“I think a similar lack of perspective is the cause of Eva's failing insofar as your principles lie. One of your people told me, some time ago, that magic ain't a substitute. Not for hard work, not for common sense, not for compassion, and not for love. We have a similar phrase when mentioning the blood. It's a common mistake among younger folk that we know to watch out for it.”
“I've heard it.”
“I do not know if the late Eva ever knew it. Or ever realized the impact of it. She ever told you about her breathing days?”
“Nothing detailed. Said she was a courtesan in one of the city-states.”
“Ha! Courtesan, my hairy backside. She was a camp follower from the cradle, boy. Followed mercenary companies around all her life. Worked on her back since she started growing tits. She was turned when someone noticed she was as skilled a madam as she was a whore. Figured anyone who applied herself liked that deserved to keep her looks for as long as she lasted.”
“What does that have to do with her perspective?”
“You've been a student of Lady Sina, I'm given to understand. An impressive woman, she is. I've had the privilege of her company on some occasion, and welcomed her insight. Told me about them magic straps of yours once. I've seen the games she and her clients play. Believe you me, had you told me when I breathed that there were folks in the world who not only wanted a whupping but would pay for the privilege, I'd have said you were crazy. And yet there it was. Not a tool of discipline, that I understood. Nor an act of sadism, which I would frown upon but likewise understand. It was an act of service. A shadow of commercial intimacy much as a working girl's embrace is the shadow of a lover's. See, that's where I think your head is at. You like your leather toys and your little games, but those are just means to the end of a lover's touch. When push comes to shove, you want those sensations to thrill someone you care for, not just satisfy your own darker appetites.”
I hadn't gotten up that morning thinking a vampire would end up psychoanalyzing my sexual preferences, but that's apparently where my life was going.
“You understand me there, sir.”
“But Eva didn't, son. That's what I'm saying. Part of me didn't think she ever got the chance. Think about it. A camp follower all her life. Her nappies changed between her ma's clients. When would a girl like that have a chance to experience love? Was she sung to between marches? Was she held when she needed? Ah may be a ruthless sumbitch if I do say so myself, but believe you me, I have known love. I've spent a cool winter night in loving arms. I've tasted cornbread made with heart and care as much as cornmeal and butter. But I don't think your late mistress ever did. Did she have any notion when she became a woman that time in her arms meant anything more than another few coins? With that in mind, is it really any wonder she looked at your toys and saw them as tools of a fellow monster instead of a lover?”

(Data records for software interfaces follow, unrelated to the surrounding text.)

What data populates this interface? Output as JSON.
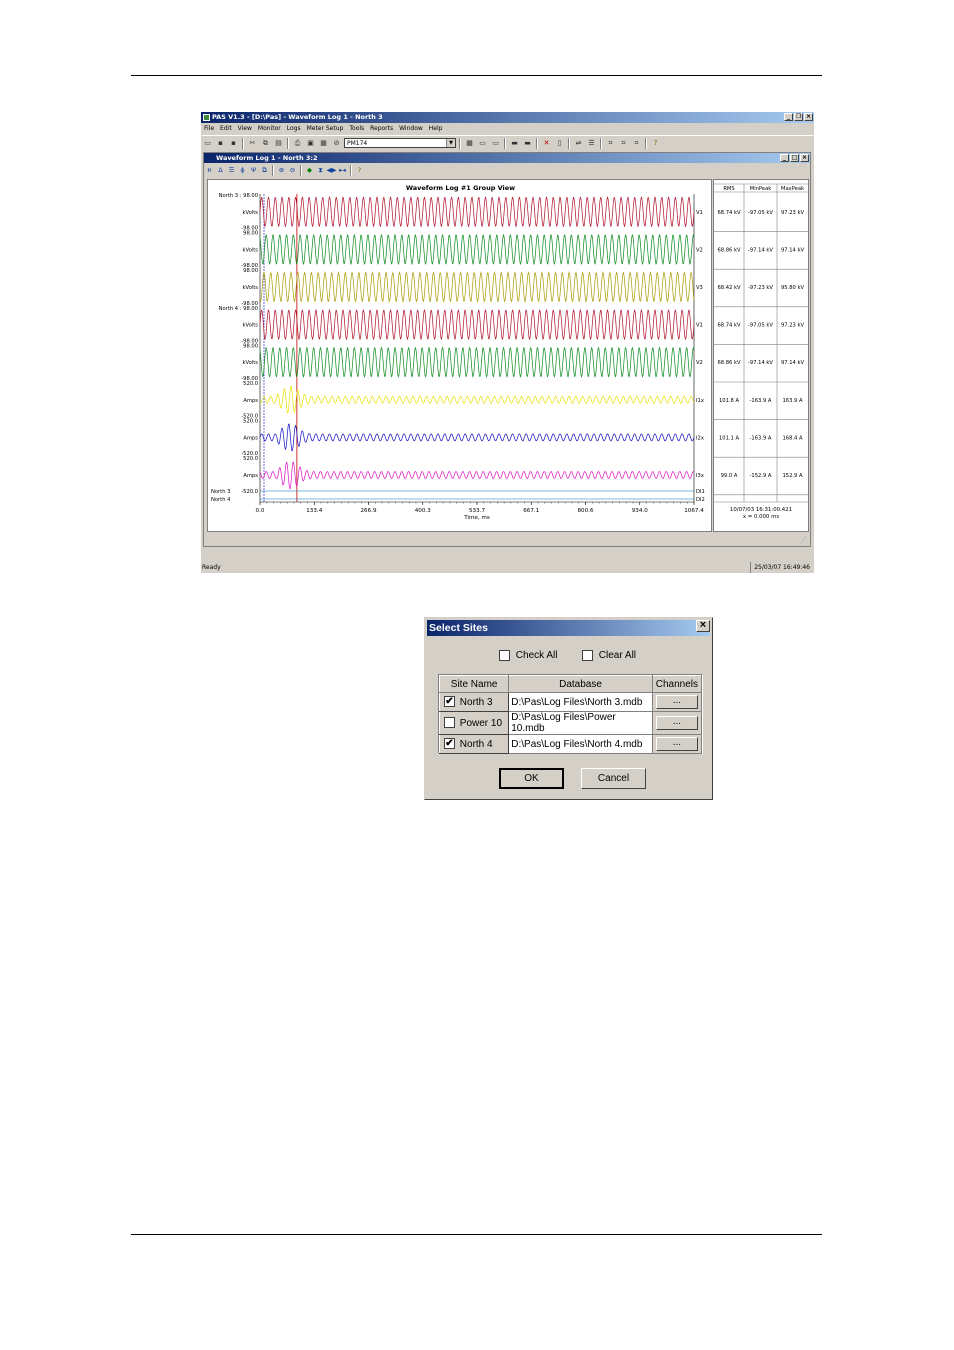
{
  "app": {
    "title": "PAS V1.3 - [D:\\Pas] - Waveform Log 1 - North 3",
    "menu": [
      "File",
      "Edit",
      "View",
      "Monitor",
      "Logs",
      "Meter Setup",
      "Tools",
      "Reports",
      "Window",
      "Help"
    ],
    "device_combo": "PM174",
    "status_left": "Ready",
    "status_right": "25/03/07 16:49:46"
  },
  "child": {
    "title": "Waveform Log 1 - North 3:2",
    "plot_title": "Waveform Log #1 Group View",
    "xlabel": "Time, ms",
    "xticks": [
      "0.0",
      "133.4",
      "266.9",
      "400.3",
      "533.7",
      "667.1",
      "800.6",
      "934.0",
      "1067.4"
    ],
    "channels": [
      {
        "site": "North 3",
        "top": "98.00",
        "unit": "kVolts",
        "bottom": "-98.00",
        "name": "V1",
        "color": "#b01028",
        "rms": "68.74 kV",
        "min": "-97.05 kV",
        "max": "97.23 kV"
      },
      {
        "site": "",
        "top": "98.00",
        "unit": "kVolts",
        "bottom": "-98.00",
        "name": "V2",
        "color": "#0a8a1e",
        "rms": "68.86 kV",
        "min": "-97.14 kV",
        "max": "97.14 kV"
      },
      {
        "site": "",
        "top": "98.00",
        "unit": "kVolts",
        "bottom": "-98.00",
        "name": "V3",
        "color": "#a89a00",
        "rms": "68.42 kV",
        "min": "-97.23 kV",
        "max": "95.80 kV"
      },
      {
        "site": "North 4",
        "top": "98.00",
        "unit": "kVolts",
        "bottom": "-98.00",
        "name": "V1",
        "color": "#b01028",
        "rms": "68.74 kV",
        "min": "-97.05 kV",
        "max": "97.23 kV"
      },
      {
        "site": "",
        "top": "98.00",
        "unit": "kVolts",
        "bottom": "-98.00",
        "name": "V2",
        "color": "#0a8a1e",
        "rms": "68.86 kV",
        "min": "-97.14 kV",
        "max": "97.14 kV"
      },
      {
        "site": "",
        "top": "520.0",
        "unit": "Amps",
        "bottom": "-520.0",
        "name": "I1x",
        "color": "#e8e000",
        "rms": "101.8 A",
        "min": "-163.9 A",
        "max": "163.9 A"
      },
      {
        "site": "",
        "top": "520.0",
        "unit": "Amps",
        "bottom": "-520.0",
        "name": "I2x",
        "color": "#1010c0",
        "rms": "101.1 A",
        "min": "-163.9 A",
        "max": "168.4 A"
      },
      {
        "site": "",
        "top": "520.0",
        "unit": "Amps",
        "bottom": "-520.0",
        "name": "I3x",
        "color": "#e010c0",
        "rms": "99.0 A",
        "min": "-152.9 A",
        "max": "152.9 A"
      }
    ],
    "digital": [
      {
        "site": "North 3",
        "name": "DI1"
      },
      {
        "site": "North 4",
        "name": "DI2"
      }
    ],
    "table_headers": [
      "RMS",
      "MinPeak",
      "MaxPeak"
    ],
    "timestamp": "10/07/03 16:31:00.421",
    "cursor": "x = 0.000 ms"
  },
  "dialog": {
    "title": "Select Sites",
    "close": "×",
    "check_all": "Check All",
    "clear_all": "Clear All",
    "headers": [
      "Site Name",
      "Database",
      "Channels"
    ],
    "rows": [
      {
        "checked": true,
        "site": "North 3",
        "db": "D:\\Pas\\Log Files\\North 3.mdb",
        "btn": "..."
      },
      {
        "checked": false,
        "site": "Power 10",
        "db": "D:\\Pas\\Log Files\\Power 10.mdb",
        "btn": "..."
      },
      {
        "checked": true,
        "site": "North 4",
        "db": "D:\\Pas\\Log Files\\North 4.mdb",
        "btn": "..."
      }
    ],
    "ok": "OK",
    "cancel": "Cancel"
  }
}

“That... makes a lot of sense, actually.”
Chittenden opened his arms like an emcee welcoming applause. “There ya go, son.”
* * *